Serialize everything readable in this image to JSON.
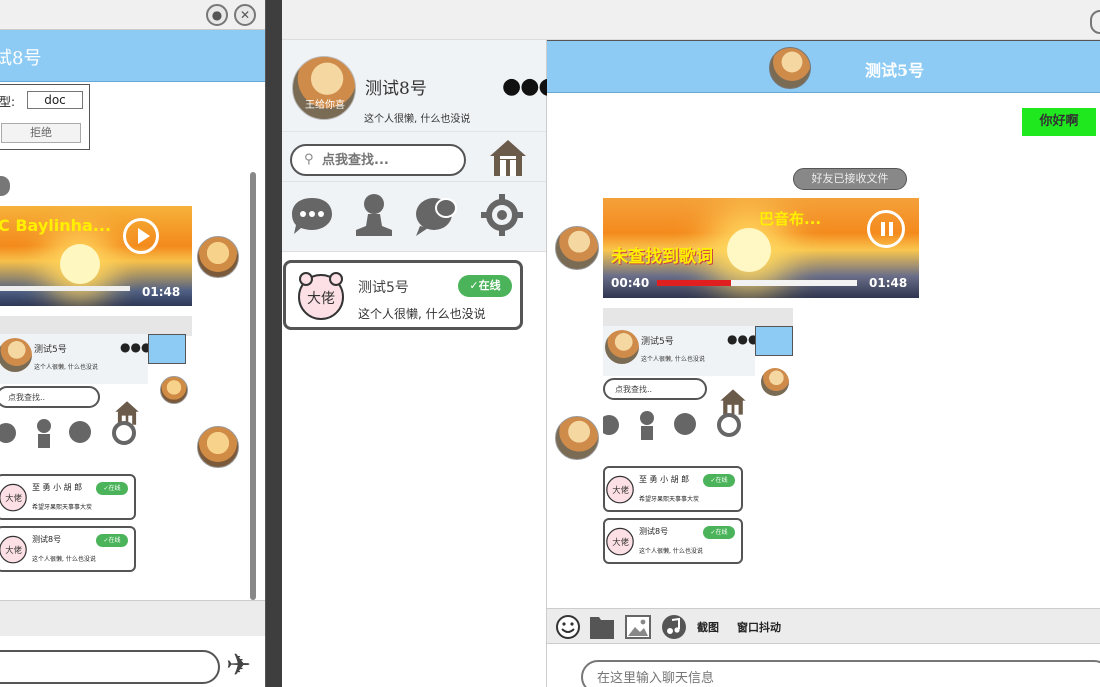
{
  "left_window": {
    "header_title": "试8号",
    "file_prompt_label": "型:",
    "file_type": "doc",
    "refuse_label": "拒绝",
    "song_title": "C Baylinha...",
    "song_duration": "01:48",
    "send_icon": "airplane-icon"
  },
  "profile": {
    "name": "测试8号",
    "signature": "这个人很懒, 什么也没说",
    "avatar_caption": "王给你喜",
    "more_label": "●●●"
  },
  "search": {
    "placeholder": "点我查找...",
    "icon": "home-icon"
  },
  "nav": [
    "chat-bubble-icon",
    "contacts-icon",
    "group-chat-icon",
    "settings-icon"
  ],
  "friends": [
    {
      "name": "测试5号",
      "signature": "这个人很懒, 什么也没说",
      "status": "✓在线"
    }
  ],
  "chat": {
    "title": "测试5号",
    "sent_message": "你好啊",
    "system_notice": "好友已接收文件",
    "music": {
      "title": "巴音布...",
      "lyric": "未查找到歌词",
      "current_time": "00:40",
      "duration": "01:48",
      "progress": 0.37
    },
    "toolbar": {
      "screenshot_label": "截图",
      "shake_label": "窗口抖动"
    },
    "input_placeholder": "在这里输入聊天信息"
  },
  "mini_screens": {
    "name": "测试5号",
    "sig": "这个人很懒, 什么也没说",
    "search": "点我查找..",
    "cards": [
      {
        "name": "至 勇 小 胡 郎",
        "sig": "希望牙果熙天事事大炭",
        "status": "✓在线"
      },
      {
        "name": "测试8号",
        "sig": "这个人很懒, 什么也没说",
        "status": "✓在线"
      }
    ],
    "more_label": "●●●"
  },
  "colors": {
    "header_blue": "#8dcbf5",
    "online_green": "#4bb45a",
    "message_green": "#1fe81f",
    "progress_red": "#e02020"
  }
}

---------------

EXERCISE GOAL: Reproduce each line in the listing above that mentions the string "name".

TASK ANSWER:
    "name": "测试8号",
      "name": "测试5号",
    "name": "测试5号",
        "name": "至 勇 小 胡 郎",
        "name": "测试8号",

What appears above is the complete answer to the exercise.